Start of Material for this exercise
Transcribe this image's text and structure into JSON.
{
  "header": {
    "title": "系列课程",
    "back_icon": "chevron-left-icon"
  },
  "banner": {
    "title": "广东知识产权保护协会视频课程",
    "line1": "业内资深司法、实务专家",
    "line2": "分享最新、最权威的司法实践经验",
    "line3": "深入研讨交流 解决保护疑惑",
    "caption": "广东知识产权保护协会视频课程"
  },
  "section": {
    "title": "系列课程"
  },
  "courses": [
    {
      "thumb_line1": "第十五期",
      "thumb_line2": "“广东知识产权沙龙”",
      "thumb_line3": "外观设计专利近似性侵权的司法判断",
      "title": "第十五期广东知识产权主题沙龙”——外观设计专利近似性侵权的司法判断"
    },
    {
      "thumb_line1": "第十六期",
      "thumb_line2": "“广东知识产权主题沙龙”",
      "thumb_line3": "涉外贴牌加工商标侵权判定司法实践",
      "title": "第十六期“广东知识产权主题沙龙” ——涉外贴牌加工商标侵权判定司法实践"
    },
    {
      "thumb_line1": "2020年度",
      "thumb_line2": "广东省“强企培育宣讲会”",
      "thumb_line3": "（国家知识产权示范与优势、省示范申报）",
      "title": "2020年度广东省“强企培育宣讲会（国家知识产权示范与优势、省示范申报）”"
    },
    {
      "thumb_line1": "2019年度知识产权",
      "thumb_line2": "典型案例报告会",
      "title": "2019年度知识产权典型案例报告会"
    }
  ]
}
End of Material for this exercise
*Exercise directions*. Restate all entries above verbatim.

*Reply*.
Transcribe this image's text and structure into JSON.
{
  "header": {
    "title": "系列课程",
    "back_icon": "chevron-left-icon"
  },
  "banner": {
    "title": "广东知识产权保护协会视频课程",
    "line1": "业内资深司法、实务专家",
    "line2": "分享最新、最权威的司法实践经验",
    "line3": "深入研讨交流 解决保护疑惑",
    "caption": "广东知识产权保护协会视频课程"
  },
  "section": {
    "title": "系列课程"
  },
  "courses": [
    {
      "thumb_line1": "第十五期",
      "thumb_line2": "“广东知识产权沙龙”",
      "thumb_line3": "外观设计专利近似性侵权的司法判断",
      "title": "第十五期广东知识产权主题沙龙”——外观设计专利近似性侵权的司法判断"
    },
    {
      "thumb_line1": "第十六期",
      "thumb_line2": "“广东知识产权主题沙龙”",
      "thumb_line3": "涉外贴牌加工商标侵权判定司法实践",
      "title": "第十六期“广东知识产权主题沙龙” ——涉外贴牌加工商标侵权判定司法实践"
    },
    {
      "thumb_line1": "2020年度",
      "thumb_line2": "广东省“强企培育宣讲会”",
      "thumb_line3": "（国家知识产权示范与优势、省示范申报）",
      "title": "2020年度广东省“强企培育宣讲会（国家知识产权示范与优势、省示范申报）”"
    },
    {
      "thumb_line1": "2019年度知识产权",
      "thumb_line2": "典型案例报告会",
      "title": "2019年度知识产权典型案例报告会"
    }
  ]
}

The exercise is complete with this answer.